Dwight Lyman Moody died six years later on December 22, 1899. Some of his final words were: “Earth is receding, Heaven is approaching! God is calling me!” Moody is said to have preached the gospel of Jesus Christ to over 100 million people worldwide.
Around the time Moody died, another Chicago-area evangelist was becoming popular. William Ashley “Billy” Sunday got saved while playing in baseball’s National League during the 1880s and left baseball to preach the gospel. The Pittsburgh Pirates offered Sunday $2,000/month; Evangelist J. Wilbur Chapman hired him for $40/week.
Sunday described himself as an “uncompromising enemy of the Liquor Traffic,” and opposed the secularization of society, including the increase of activities such as public dancing, card-playing, attending the theatre, and baseball games on Sunday. These things took away from church, Bible reading, and family time. Billy Sunday often asked his audiences:
Did you ever know a time in all history when the world was worse than it is now? People are passing up the Church and the Prayer Meeting for the theater, the leg show and the movies. Oh, Lord, how we need someone to cry aloud, ‘Return to God!’
Sunday was an evangelist from 1893 to 1935, and one of his unique traits was his plain, straight-forward preaching. As the clergy of his day tried to impress folks with education, intellect, and vocabulary, Billy Sunday was known for his fire and simplicity. He often spoke about other preachers who were concerned about offending people with the truth about hell. He not only told unbelievers to get saved, he also preached against churches that were filled with unsaved members and those who became apathetic about the lost.
It would be a godsend if the Church would suffer persecution today; she hasn’t suffered it for hundreds of years. She is growing rich and lagging behind. —Billy Sunday

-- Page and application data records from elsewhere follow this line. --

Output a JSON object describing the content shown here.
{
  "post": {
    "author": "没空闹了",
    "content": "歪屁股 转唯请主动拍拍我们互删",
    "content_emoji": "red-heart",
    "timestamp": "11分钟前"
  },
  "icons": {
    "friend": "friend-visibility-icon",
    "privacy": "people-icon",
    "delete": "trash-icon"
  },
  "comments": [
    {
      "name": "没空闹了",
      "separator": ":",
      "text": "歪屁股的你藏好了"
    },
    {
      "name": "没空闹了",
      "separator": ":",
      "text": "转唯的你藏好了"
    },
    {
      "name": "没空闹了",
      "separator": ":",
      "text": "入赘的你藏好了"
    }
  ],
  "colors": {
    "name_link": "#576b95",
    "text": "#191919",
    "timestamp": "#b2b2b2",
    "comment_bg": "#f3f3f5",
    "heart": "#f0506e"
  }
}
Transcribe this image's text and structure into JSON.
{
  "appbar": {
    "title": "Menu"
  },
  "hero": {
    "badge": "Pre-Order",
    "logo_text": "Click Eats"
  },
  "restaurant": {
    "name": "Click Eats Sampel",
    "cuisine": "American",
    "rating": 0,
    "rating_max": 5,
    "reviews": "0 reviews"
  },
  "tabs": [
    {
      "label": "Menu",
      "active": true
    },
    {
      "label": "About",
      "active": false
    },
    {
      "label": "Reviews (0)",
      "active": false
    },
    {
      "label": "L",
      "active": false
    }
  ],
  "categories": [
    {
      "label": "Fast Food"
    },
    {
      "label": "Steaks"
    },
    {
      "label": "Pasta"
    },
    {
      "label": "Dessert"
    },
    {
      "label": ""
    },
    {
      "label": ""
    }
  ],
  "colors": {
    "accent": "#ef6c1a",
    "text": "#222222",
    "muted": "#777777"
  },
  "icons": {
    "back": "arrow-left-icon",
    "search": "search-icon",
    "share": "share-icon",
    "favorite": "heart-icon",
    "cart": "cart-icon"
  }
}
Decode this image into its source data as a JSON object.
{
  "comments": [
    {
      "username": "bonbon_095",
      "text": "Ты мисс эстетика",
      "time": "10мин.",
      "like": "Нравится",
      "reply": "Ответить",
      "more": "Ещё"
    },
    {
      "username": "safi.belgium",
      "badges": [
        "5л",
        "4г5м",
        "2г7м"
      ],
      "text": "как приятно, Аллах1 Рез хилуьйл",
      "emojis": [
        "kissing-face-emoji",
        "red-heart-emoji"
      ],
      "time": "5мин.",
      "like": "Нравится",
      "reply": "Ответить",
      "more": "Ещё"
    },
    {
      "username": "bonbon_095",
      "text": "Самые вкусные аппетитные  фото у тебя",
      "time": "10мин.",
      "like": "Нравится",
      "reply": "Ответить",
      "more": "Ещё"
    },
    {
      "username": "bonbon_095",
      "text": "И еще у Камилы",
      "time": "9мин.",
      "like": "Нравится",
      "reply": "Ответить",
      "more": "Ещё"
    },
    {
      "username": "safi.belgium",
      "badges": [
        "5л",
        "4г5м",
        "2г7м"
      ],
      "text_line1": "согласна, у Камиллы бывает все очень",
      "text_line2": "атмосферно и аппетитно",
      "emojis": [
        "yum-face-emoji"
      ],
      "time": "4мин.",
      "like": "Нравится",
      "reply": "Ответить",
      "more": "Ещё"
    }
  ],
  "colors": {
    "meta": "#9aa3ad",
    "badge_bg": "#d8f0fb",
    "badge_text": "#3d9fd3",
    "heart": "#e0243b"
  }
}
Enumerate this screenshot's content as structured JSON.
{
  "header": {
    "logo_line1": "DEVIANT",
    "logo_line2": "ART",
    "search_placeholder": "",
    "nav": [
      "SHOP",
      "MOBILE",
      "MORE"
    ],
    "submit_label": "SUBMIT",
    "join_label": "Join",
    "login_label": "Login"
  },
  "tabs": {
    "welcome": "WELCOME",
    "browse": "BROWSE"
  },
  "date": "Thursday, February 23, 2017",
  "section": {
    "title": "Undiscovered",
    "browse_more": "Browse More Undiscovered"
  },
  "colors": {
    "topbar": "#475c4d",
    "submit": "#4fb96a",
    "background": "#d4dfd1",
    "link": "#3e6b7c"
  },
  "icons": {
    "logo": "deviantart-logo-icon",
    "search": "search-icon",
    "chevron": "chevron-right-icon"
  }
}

In hindsight, it’s easy for us to say Billy Sunday [and others] was right. Despite the crusades, revivals, and conversions, society seemed to maintain its path toward ungodliness to the point of infecting the church in America along the way. If Christians did not awaken to this reality, which they didn’t, many would soon become disinterested or apathetic.
It is indisputable men of God established this nation on biblical truth as they pursued freedom from religious persecution and “the advancement of the Christian Faith,” as William Bradford stated. But since our foundations are eroding, perhaps persecution is exactly what needs to happen in order to shake us up and bring us back to God.
See to it that you do not refuse Him who is speaking. For if those did not escape when they refused him who warned them on earth, much less will we escape who turn away from Him who warns from heaven. And His voice shook the earth then, but now He has promised, saying, “Yet once more I will shake not only the earth, but also the heaven.” This expression, “Yet once more,” denotes the removing of those things which can be shaken, as of created things, so that those things which cannot be shaken may remain. Therefore, since we receive a kingdom which cannot be shaken, let us show gratitude, by which we may offer to God an acceptable service with reverence and awe; for our God is a consuming fire. Hebrews 12:25-29